pf allows us to bend incoming tcp/80 to a port number that doesn’t require super-user privileges. This is a nice alternative to the oft-seen start/bind address/listen/drop privileges pattern ordinarily used to sandbox apps in the UNIX permissions system.
With a basic system established, we can focus on the main client/server application. We want something quick and basic to demonstrate the principle, but it has to be visible as well or it will be mind-numbingly dull. And because we’re trying to show high availability here, we need to make the server flakey, in a predictable kind of way, so that we can get to see some occasional failover events. Flakey – well I can do that with my eyes shut, but we’ll have to work on predictable!
WebSockets are a relatively new technology in the web arena but they’ve been through a punishing standards draft and re-draft exercise, so socket.io is quite invaluable for abstracting this pain away from us. The takeaway here is that WebSockets are not mandatory for the high-availability functionality to work. They simply help illustrate the mechanics within the browser demonstration.

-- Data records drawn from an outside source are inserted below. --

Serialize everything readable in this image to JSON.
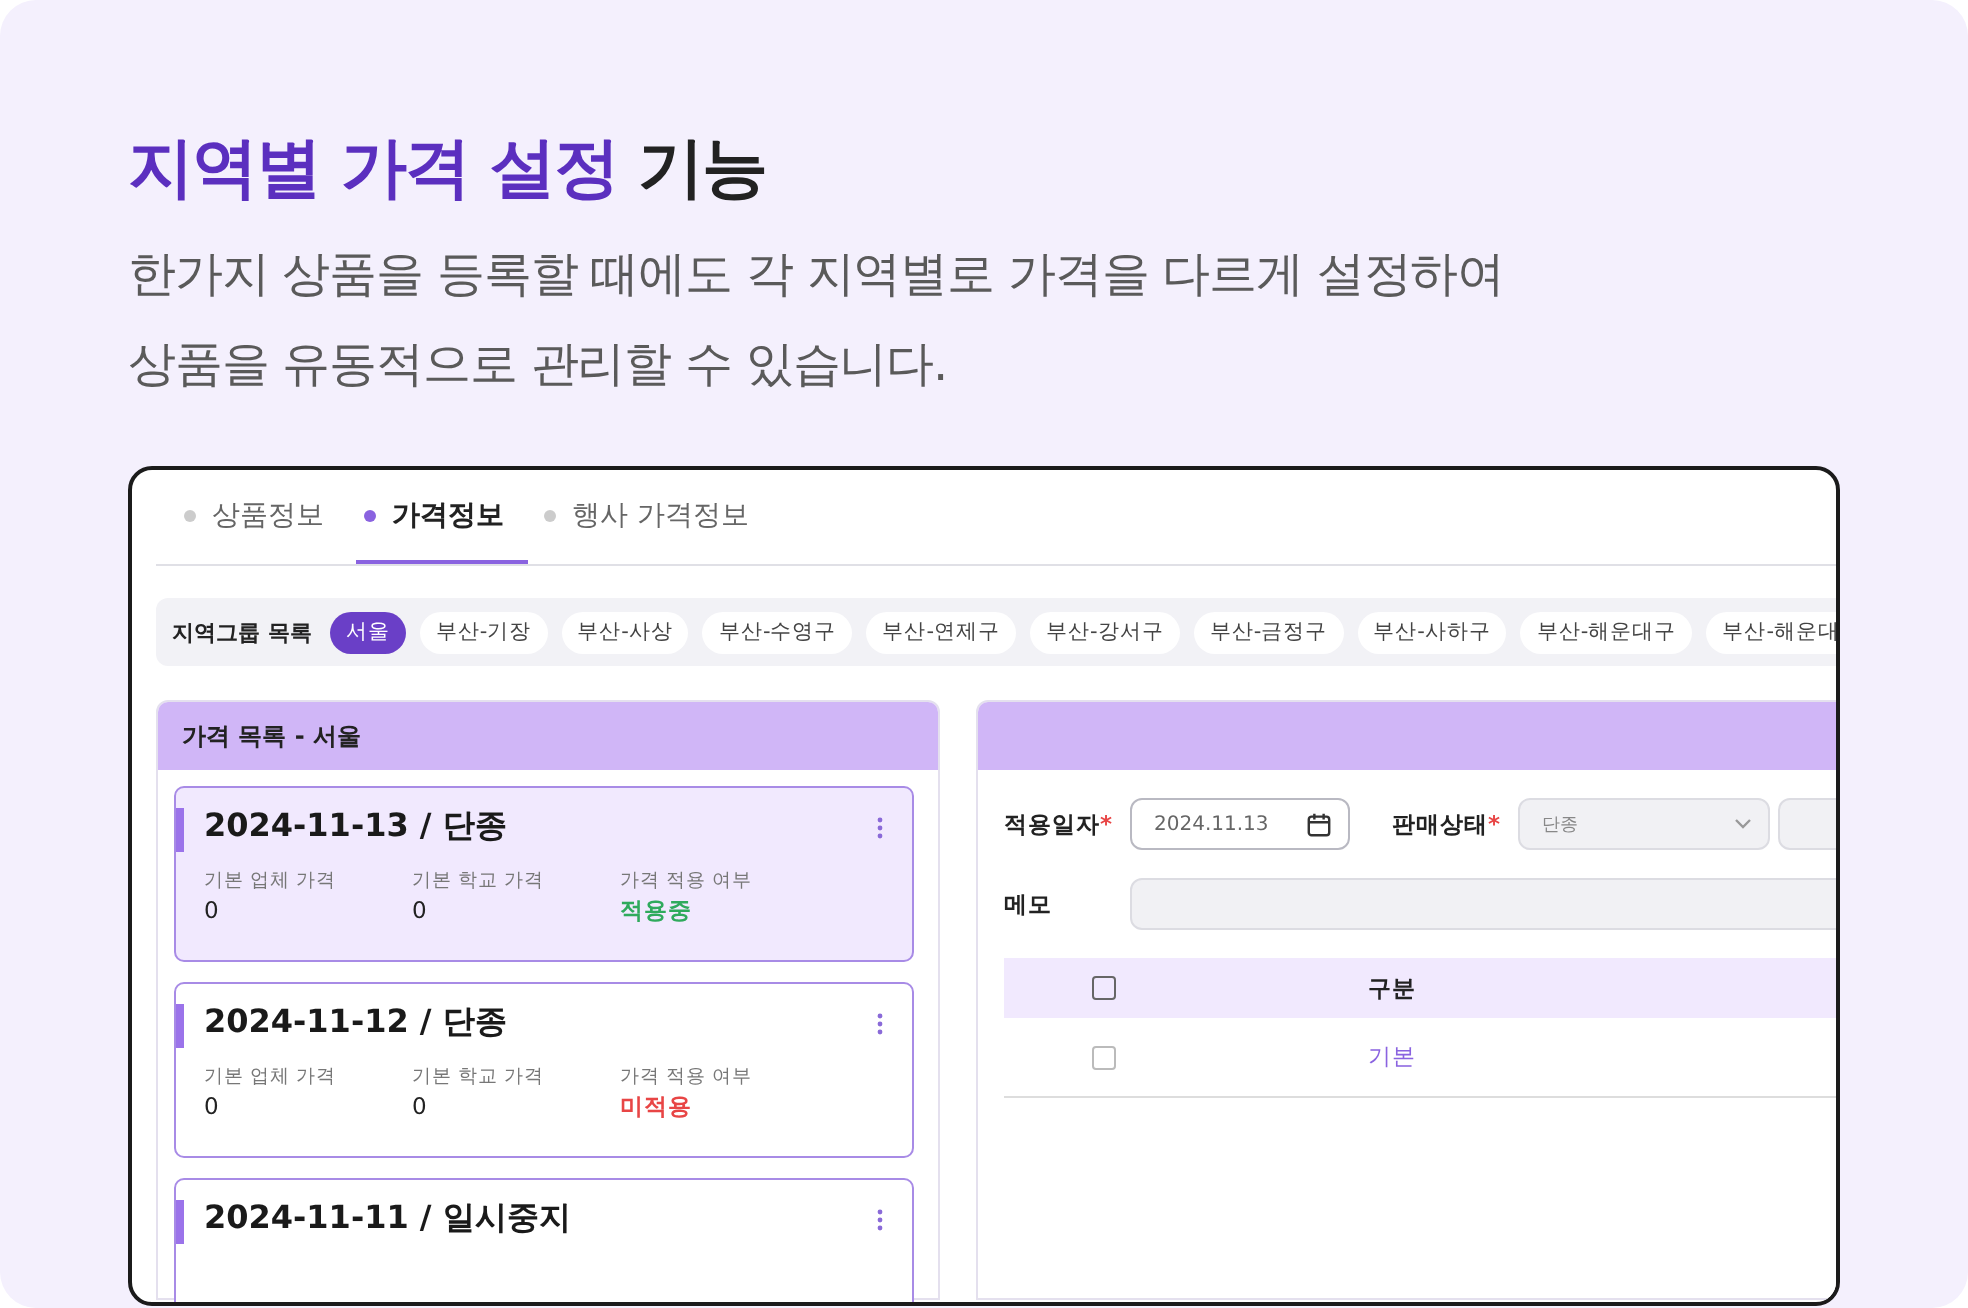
{
  "heading": {
    "highlight": "지역별 가격 설정",
    "rest": "기능"
  },
  "description": [
    "한가지 상품을 등록할 때에도 각 지역별로 가격을 다르게 설정하여",
    "상품을 유동적으로 관리할 수 있습니다."
  ],
  "tabs": [
    {
      "label": "상품정보",
      "selected": false
    },
    {
      "label": "가격정보",
      "selected": true
    },
    {
      "label": "행사 가격정보",
      "selected": false
    }
  ],
  "region_groups": {
    "label": "지역그룹 목록",
    "chips": [
      {
        "label": "서울",
        "selected": true
      },
      {
        "label": "부산-기장",
        "selected": false
      },
      {
        "label": "부산-사상",
        "selected": false
      },
      {
        "label": "부산-수영구",
        "selected": false
      },
      {
        "label": "부산-연제구",
        "selected": false
      },
      {
        "label": "부산-강서구",
        "selected": false
      },
      {
        "label": "부산-금정구",
        "selected": false
      },
      {
        "label": "부산-사하구",
        "selected": false
      },
      {
        "label": "부산-해운대구",
        "selected": false
      },
      {
        "label": "부산-해운대",
        "selected": false
      }
    ]
  },
  "price_list": {
    "title": "가격 목록 - 서울",
    "cards": [
      {
        "title": "2024-11-13 / 단종",
        "selected": true,
        "fields": [
          {
            "label": "기본 업체 가격",
            "value": "0"
          },
          {
            "label": "기본 학교 가격",
            "value": "0"
          },
          {
            "label": "가격 적용 여부",
            "value": "적용중",
            "kind": "applied"
          }
        ]
      },
      {
        "title": "2024-11-12 / 단종",
        "selected": false,
        "fields": [
          {
            "label": "기본 업체 가격",
            "value": "0"
          },
          {
            "label": "기본 학교 가격",
            "value": "0"
          },
          {
            "label": "가격 적용 여부",
            "value": "미적용",
            "kind": "not_applied"
          }
        ]
      },
      {
        "title": "2024-11-11 / 일시중지",
        "selected": false
      }
    ]
  },
  "detail": {
    "date": {
      "label": "적용일자",
      "required_mark": "*",
      "value": "2024.11.13"
    },
    "sale_status": {
      "label": "판매상태",
      "required_mark": "*",
      "value": "단종",
      "disabled": true
    },
    "memo": {
      "label": "메모",
      "disabled": true
    },
    "table": {
      "columns": [
        "구분"
      ],
      "rows": [
        {
          "cell": "기본",
          "checked": false
        }
      ],
      "header_checked": false
    }
  }
}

To get the flakiness and the fail-over stimulation, we map a mouse click event on the browser pane to a pseudo-malloc() on the server, by relaying it via the WebSocket. Instantly visible on the responding performance graphs, the user can see how much “memory” the server is consuming and when it will crash. When it does, he can also witness the real-time comms switch over to the alternate site. The same logic can be applied to a brute-force user-initiated Ctrl-R refresh.
The finished result, available here, is a practical example of how a simplistic web application can be made highly-available through service via geographically-diverse nodes requiring very little specialist or complex configuration. There’s no load balancer in sight, in either the local traffic manager role, nor the DNS-cum-global traffic manager role – traffic direction is dealt with between the client and the server. We also manage to ward off the obligatory stretched LAN running Poor Man’s Routing Protocol between the two cities.
It is fair to say that traffic direction has had a difficult time in Internet history, and there’s good reason for the established base of specialist vendors with load balancing equipment today. But with modern advances in Internet software it is not unreasonable to expect client/server applications to consider the traffic direction and server location function implicitly.
What is shown here is that for browser-based web apps, there is a zero-admin “just works” compromise that exists between the single site availability model and full-on global traffic management model. Providing one has no requirement to localise content to regions or nominate primary or secondary servers, out of the box functionality generally does the right thing.
Where does this leave the specialist network equipment vendors? While people such as F5 and others have built enviable reputations based on the load balancing problem, their dedicated hardware equipment combines both capacity and capability. As a result it becomes a powerful edge function, and load balancing is only one thing in its arsenal. Perhaps of increasing relevance are these capabilities:
- translation capabilities such as IPv6/IPv4 session brokering to allow content servers to enjoy the relative simplicity of being single-stacked
- next-generation web protocol security based upon policy written in terms of URLs and requests rather than TCP and UDP ports.
Source code for the test
node.js: Server-side Javscript using Google’s V8 JS engine
socket.io: Cross-platform network I/O for the browser
Experiences on Round Robin DNS from the Bureau of Economic Research
Pete Tenereillo on Global Server Load Balancing
Update Jan 22 2014: Diligent and conscientious staff at F5 and ComputerLinks have managed to furnish me with the original licenses sought for the lab edition of the F5 BIG-IP Virtual Edition. Thanks all for the efforts. Much more potential for exploration. If you’re keen to get your hands on the F5 BIG-IP Virtual Edition, See the details here.